Land (ISSN 2073-445X) is an international, scholarly, open access journal of land use and land management published quarterly online by MDPI.
Land Journal Resources
Attempts to study shifting cultivation landscapes are fundamentally impeded by the difficulty in mapping and distinguishing shifting cultivation, settled farms and forests. There are foundational challenges in defining shifting cultivation and its constituent land-covers and land-uses, conceptualizing a suitable mapping framework, and identifying consequent methodological specifications.

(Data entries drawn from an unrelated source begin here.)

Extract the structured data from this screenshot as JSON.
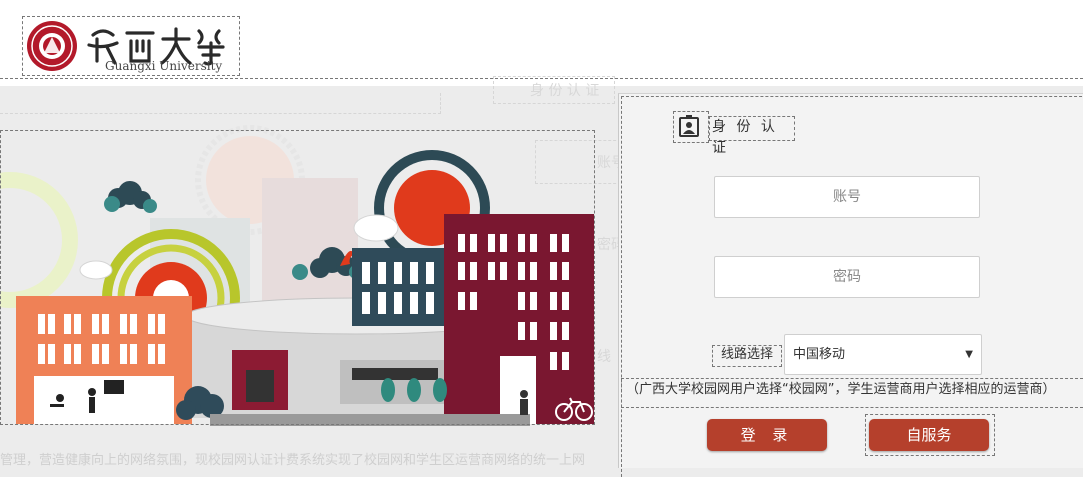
{
  "header": {
    "university_name": "广西大学",
    "university_name_en": "Guangxi University"
  },
  "background_ghost": {
    "tab_label": "身 份 认 证",
    "fragments": [
      "账号",
      "密码",
      "线",
      "选择",
      "登"
    ],
    "bottom_text": "管理，营造健康向上的网络氛围，现校园网认证计费系统实现了校园网和学生区运营商网络的统一上网"
  },
  "login": {
    "auth_title": "身 份 认 证",
    "account_placeholder": "账号",
    "password_placeholder": "密码",
    "route_label": "线路选择",
    "route_selected": "中国移动",
    "route_arrow": "▼",
    "note": "（广西大学校园网用户选择“校园网”，学生运营商用户选择相应的运营商）",
    "login_button": "登 录",
    "self_service_button": "自服务"
  },
  "colors": {
    "brand_red": "#b5402c",
    "building_maroon": "#7a1730",
    "building_orange": "#ef8156",
    "sun_red": "#e03a1c"
  },
  "icons": [
    "id-card-icon",
    "dropdown-arrow-icon",
    "university-seal-icon",
    "bicycle-icon"
  ]
}
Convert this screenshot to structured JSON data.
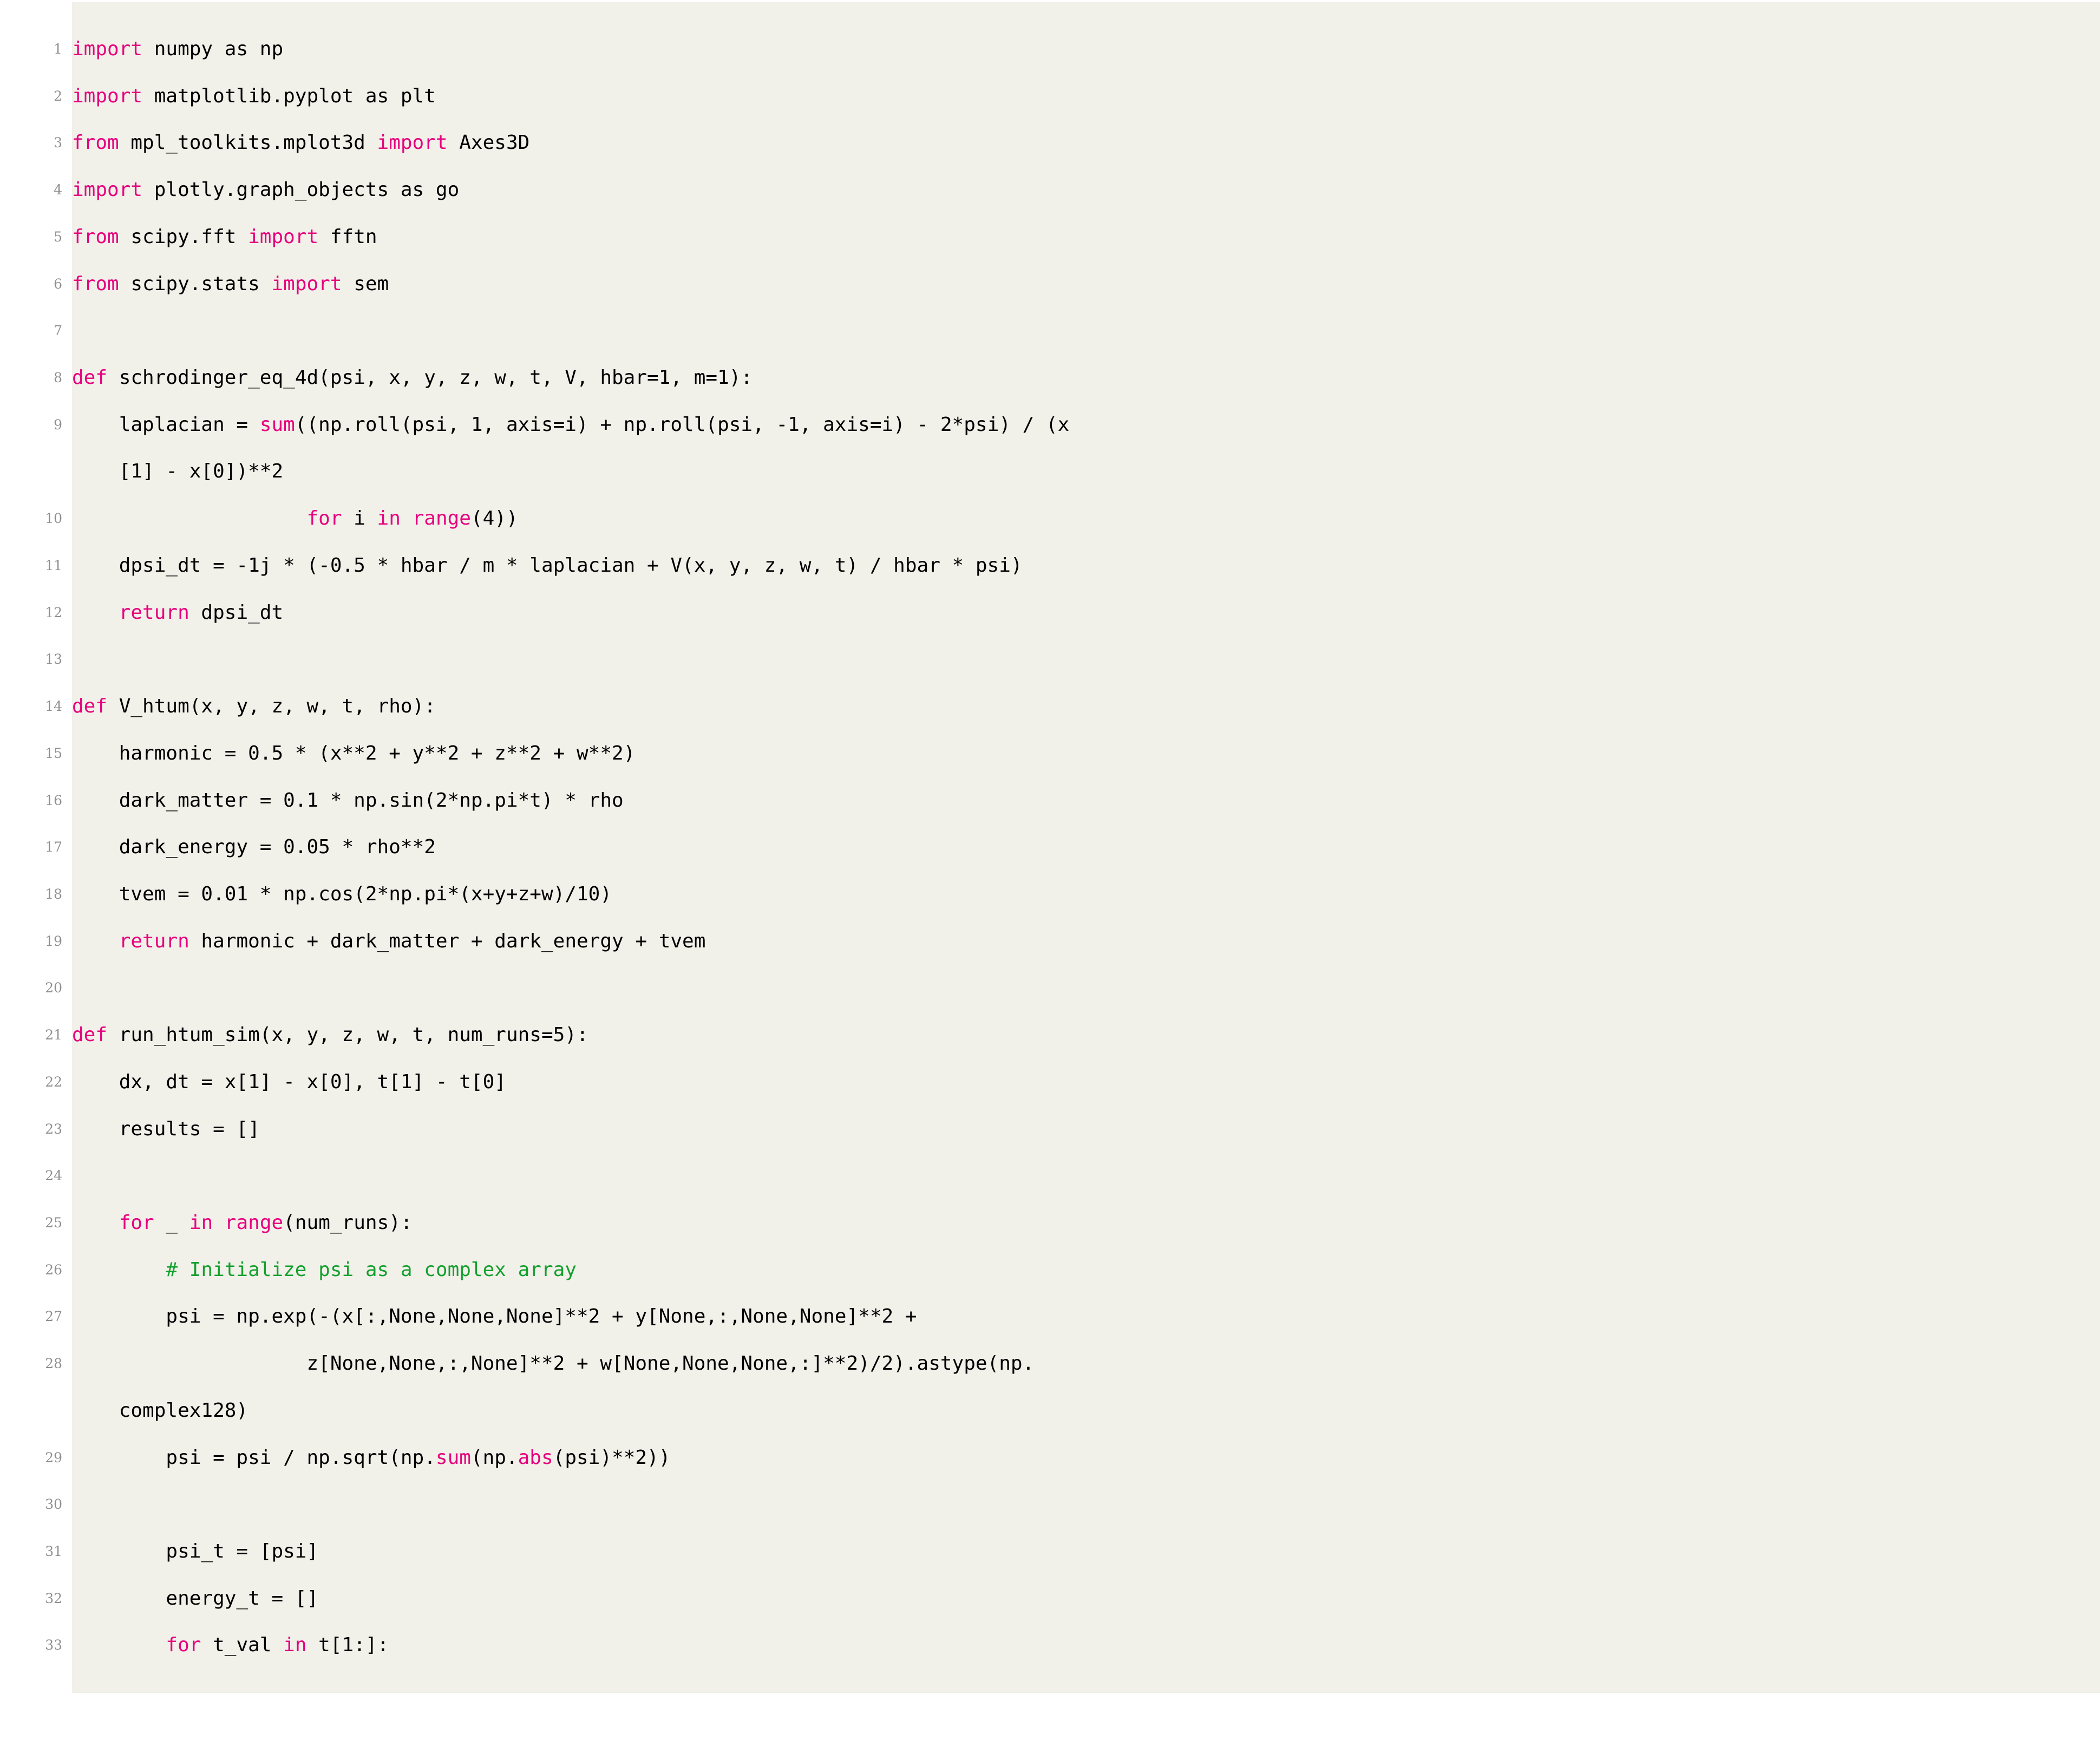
{
  "listing": {
    "language": "Python",
    "style": "latex-listings",
    "colors": {
      "background": "#F1F0E9",
      "page": "#FFFFFF",
      "keyword": "#E6007E",
      "builtin": "#E6007E",
      "comment": "#14A02E",
      "text": "#000000",
      "linenumber": "#8F8F8F"
    },
    "first_line": 1,
    "last_line": 33,
    "lines": [
      {
        "n": "1",
        "tokens": [
          {
            "t": "import",
            "c": "kw"
          },
          {
            "t": " numpy as np",
            "c": "nm"
          }
        ]
      },
      {
        "n": "2",
        "tokens": [
          {
            "t": "import",
            "c": "kw"
          },
          {
            "t": " matplotlib.pyplot as plt",
            "c": "nm"
          }
        ]
      },
      {
        "n": "3",
        "tokens": [
          {
            "t": "from",
            "c": "kw"
          },
          {
            "t": " mpl_toolkits.mplot3d ",
            "c": "nm"
          },
          {
            "t": "import",
            "c": "kw"
          },
          {
            "t": " Axes3D",
            "c": "nm"
          }
        ]
      },
      {
        "n": "4",
        "tokens": [
          {
            "t": "import",
            "c": "kw"
          },
          {
            "t": " plotly.graph_objects as go",
            "c": "nm"
          }
        ]
      },
      {
        "n": "5",
        "tokens": [
          {
            "t": "from",
            "c": "kw"
          },
          {
            "t": " scipy.fft ",
            "c": "nm"
          },
          {
            "t": "import",
            "c": "kw"
          },
          {
            "t": " fftn",
            "c": "nm"
          }
        ]
      },
      {
        "n": "6",
        "tokens": [
          {
            "t": "from",
            "c": "kw"
          },
          {
            "t": " scipy.stats ",
            "c": "nm"
          },
          {
            "t": "import",
            "c": "kw"
          },
          {
            "t": " sem",
            "c": "nm"
          }
        ]
      },
      {
        "n": "7",
        "tokens": []
      },
      {
        "n": "8",
        "tokens": [
          {
            "t": "def",
            "c": "kw"
          },
          {
            "t": " schrodinger_eq_4d(psi, x, y, z, w, t, V, hbar=1, m=1):",
            "c": "nm"
          }
        ]
      },
      {
        "n": "9",
        "tokens": [
          {
            "t": "    laplacian = ",
            "c": "nm"
          },
          {
            "t": "sum",
            "c": "bi"
          },
          {
            "t": "((np.roll(psi, 1, axis=i) + np.roll(psi, -1, axis=i) - 2*psi) / (x",
            "c": "nm"
          }
        ]
      },
      {
        "n": "",
        "cont": true,
        "tokens": [
          {
            "t": "    [1] - x[0])**2",
            "c": "nm"
          }
        ]
      },
      {
        "n": "10",
        "tokens": [
          {
            "t": "                    ",
            "c": "nm"
          },
          {
            "t": "for",
            "c": "kw"
          },
          {
            "t": " i ",
            "c": "nm"
          },
          {
            "t": "in",
            "c": "kw"
          },
          {
            "t": " ",
            "c": "nm"
          },
          {
            "t": "range",
            "c": "bi"
          },
          {
            "t": "(4))",
            "c": "nm"
          }
        ]
      },
      {
        "n": "11",
        "tokens": [
          {
            "t": "    dpsi_dt = -1j * (-0.5 * hbar / m * laplacian + V(x, y, z, w, t) / hbar * psi)",
            "c": "nm"
          }
        ]
      },
      {
        "n": "12",
        "tokens": [
          {
            "t": "    ",
            "c": "nm"
          },
          {
            "t": "return",
            "c": "kw"
          },
          {
            "t": " dpsi_dt",
            "c": "nm"
          }
        ]
      },
      {
        "n": "13",
        "tokens": []
      },
      {
        "n": "14",
        "tokens": [
          {
            "t": "def",
            "c": "kw"
          },
          {
            "t": " V_htum(x, y, z, w, t, rho):",
            "c": "nm"
          }
        ]
      },
      {
        "n": "15",
        "tokens": [
          {
            "t": "    harmonic = 0.5 * (x**2 + y**2 + z**2 + w**2)",
            "c": "nm"
          }
        ]
      },
      {
        "n": "16",
        "tokens": [
          {
            "t": "    dark_matter = 0.1 * np.sin(2*np.pi*t) * rho",
            "c": "nm"
          }
        ]
      },
      {
        "n": "17",
        "tokens": [
          {
            "t": "    dark_energy = 0.05 * rho**2",
            "c": "nm"
          }
        ]
      },
      {
        "n": "18",
        "tokens": [
          {
            "t": "    tvem = 0.01 * np.cos(2*np.pi*(x+y+z+w)/10)",
            "c": "nm"
          }
        ]
      },
      {
        "n": "19",
        "tokens": [
          {
            "t": "    ",
            "c": "nm"
          },
          {
            "t": "return",
            "c": "kw"
          },
          {
            "t": " harmonic + dark_matter + dark_energy + tvem",
            "c": "nm"
          }
        ]
      },
      {
        "n": "20",
        "tokens": []
      },
      {
        "n": "21",
        "tokens": [
          {
            "t": "def",
            "c": "kw"
          },
          {
            "t": " run_htum_sim(x, y, z, w, t, num_runs=5):",
            "c": "nm"
          }
        ]
      },
      {
        "n": "22",
        "tokens": [
          {
            "t": "    dx, dt = x[1] - x[0], t[1] - t[0]",
            "c": "nm"
          }
        ]
      },
      {
        "n": "23",
        "tokens": [
          {
            "t": "    results = []",
            "c": "nm"
          }
        ]
      },
      {
        "n": "24",
        "tokens": []
      },
      {
        "n": "25",
        "tokens": [
          {
            "t": "    ",
            "c": "nm"
          },
          {
            "t": "for",
            "c": "kw"
          },
          {
            "t": " _ ",
            "c": "nm"
          },
          {
            "t": "in",
            "c": "kw"
          },
          {
            "t": " ",
            "c": "nm"
          },
          {
            "t": "range",
            "c": "bi"
          },
          {
            "t": "(num_runs):",
            "c": "nm"
          }
        ]
      },
      {
        "n": "26",
        "tokens": [
          {
            "t": "        # Initialize psi as a complex array",
            "c": "cm"
          }
        ]
      },
      {
        "n": "27",
        "tokens": [
          {
            "t": "        psi = np.exp(-(x[:,None,None,None]**2 + y[None,:,None,None]**2 +",
            "c": "nm"
          }
        ]
      },
      {
        "n": "28",
        "tokens": [
          {
            "t": "                    z[None,None,:,None]**2 + w[None,None,None,:]**2)/2).astype(np.",
            "c": "nm"
          }
        ]
      },
      {
        "n": "",
        "cont": true,
        "tokens": [
          {
            "t": "    complex128)",
            "c": "nm"
          }
        ]
      },
      {
        "n": "29",
        "tokens": [
          {
            "t": "        psi = psi / np.sqrt(np.",
            "c": "nm"
          },
          {
            "t": "sum",
            "c": "bi"
          },
          {
            "t": "(np.",
            "c": "nm"
          },
          {
            "t": "abs",
            "c": "bi"
          },
          {
            "t": "(psi)**2))",
            "c": "nm"
          }
        ]
      },
      {
        "n": "30",
        "tokens": []
      },
      {
        "n": "31",
        "tokens": [
          {
            "t": "        psi_t = [psi]",
            "c": "nm"
          }
        ]
      },
      {
        "n": "32",
        "tokens": [
          {
            "t": "        energy_t = []",
            "c": "nm"
          }
        ]
      },
      {
        "n": "33",
        "tokens": [
          {
            "t": "        ",
            "c": "nm"
          },
          {
            "t": "for",
            "c": "kw"
          },
          {
            "t": " t_val ",
            "c": "nm"
          },
          {
            "t": "in",
            "c": "kw"
          },
          {
            "t": " t[1:]:",
            "c": "nm"
          }
        ]
      }
    ]
  }
}
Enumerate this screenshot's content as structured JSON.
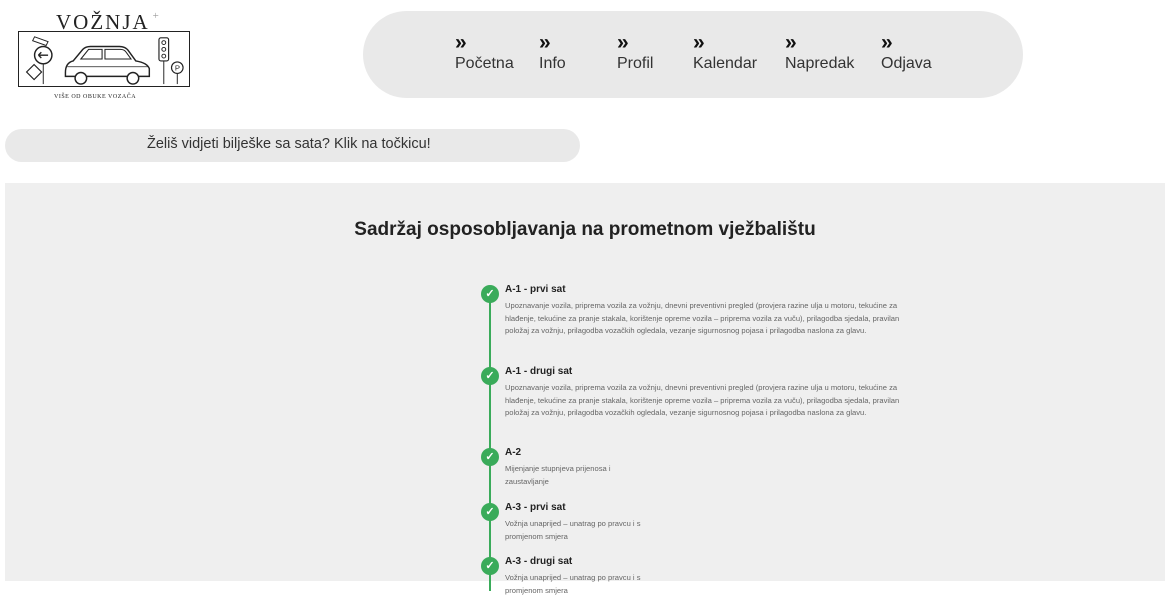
{
  "brand": {
    "title": "VOŽNJA",
    "plus": "+",
    "tagline": "VIŠE OD OBUKE VOZAČA"
  },
  "nav": {
    "items": [
      {
        "label": "Početna"
      },
      {
        "label": "Info"
      },
      {
        "label": "Profil"
      },
      {
        "label": "Kalendar"
      },
      {
        "label": "Napredak"
      },
      {
        "label": "Odjava"
      }
    ]
  },
  "notes_banner": {
    "text": "Želiš vidjeti bilješke sa sata? Klik na točkicu!"
  },
  "panel": {
    "title": "Sadržaj osposobljavanja na prometnom vježbalištu",
    "items": [
      {
        "title": "A-1 - prvi sat",
        "desc": "Upoznavanje vozila, priprema vozila za vožnju, dnevni preventivni pregled (provjera razine ulja u motoru, tekućine za hlađenje, tekućine za pranje stakala, korištenje opreme vozila – priprema vozila za vuču), prilagodba sjedala, pravilan položaj za vožnju, prilagodba vozačkih ogledala, vezanje sigurnosnog pojasa i prilagodba naslona za glavu."
      },
      {
        "title": "A-1 - drugi sat",
        "desc": "Upoznavanje vozila, priprema vozila za vožnju, dnevni preventivni pregled (provjera razine ulja u motoru, tekućine za hlađenje, tekućine za pranje stakala, korištenje opreme vozila – priprema vozila za vuču), prilagodba sjedala, pravilan položaj za vožnju, prilagodba vozačkih ogledala, vezanje sigurnosnog pojasa i prilagodba naslona za glavu."
      },
      {
        "title": "A-2",
        "desc": "Mijenjanje stupnjeva prijenosa i zaustavljanje"
      },
      {
        "title": "A-3 - prvi sat",
        "desc": "Vožnja unaprijed – unatrag po pravcu i s promjenom smjera"
      },
      {
        "title": "A-3 - drugi sat",
        "desc": "Vožnja unaprijed – unatrag po pravcu i s promjenom smjera"
      }
    ]
  },
  "colors": {
    "accent_green": "#3aab5a",
    "pill_gray": "#e9e9e9",
    "panel_gray": "#efefef"
  },
  "icons": {
    "nav_chevron": "double-chevron-right-icon",
    "timeline_check": "check-circle-icon"
  }
}
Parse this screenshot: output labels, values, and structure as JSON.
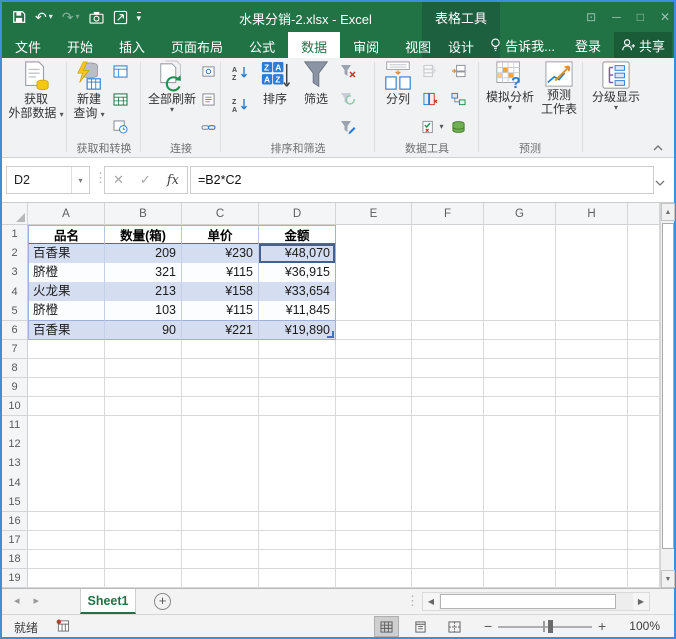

In a warming world, urban environmental stresses are exacerbated by population-increase-induced development of grey infrastructure that usually leaves minimal scope for blue (and green) elements and processes, potentially resulting in mismanagement of stormwater and flooding issues.
Flooding is a routine occurrence throughout much of the monsoonal tropics. Despite well-developed repertoires of response, agrarian societies have been ‘double exposed’ to intensifying climate change and agro-industrialization over the past several decades, often in ways that alter both the regularity of flood events and individual and community capacity for response.
Accurate estimations of the extent of agricultural land abandonment (ALA) are critical to the sustainable management of agricultural resources and forestry, the understanding of ALA determinants, and the development of future agricultural policies.
The Earth’s landscape has a complex evolution and is the result of the interactions involving surficial processes, climate, tectonic, and human activity [...]
Digital participatory mapping improves accessibility to spatial information and the way in which knowledge is co-constructed and landscapes co-managed with impoverished communities. However, many unintended consequences for social and epistemic justice may be exacerbated in developing country contexts.
Valley bottomland provides diverse agricultural and ecosystem benefits. Due to concentrated flow paths, they are more vulnerable to gully erosion than hillslope areas. The objective of this review was to show what caused valley bottoms gullies and to present deficiencies in existing rehabilitation measures.
Savannas are extremely important socio-economic landscapes, with pastoralist societies relying on these ecosystems to sustain their livelihoods and economy. Globally, there is an increase of woody vegetation in these ecosystems, degrading the potential of these multi-functional landscapes to sustain societies and wildlife.
This paper discusses how and where technologies supporting decision-making can play, or are already playing, a role in both urban development and land management.
Between Vietnam’s independence and its reunification in 1975, the country’s socialist land tenure system was underpinned by the principle of “land to the tiller”. During this period, government redistributed land to farmers that was previously owned by landlords. The government’s “egalitarian” approach to land access was central to the mass support that it needed during the Indochinese war.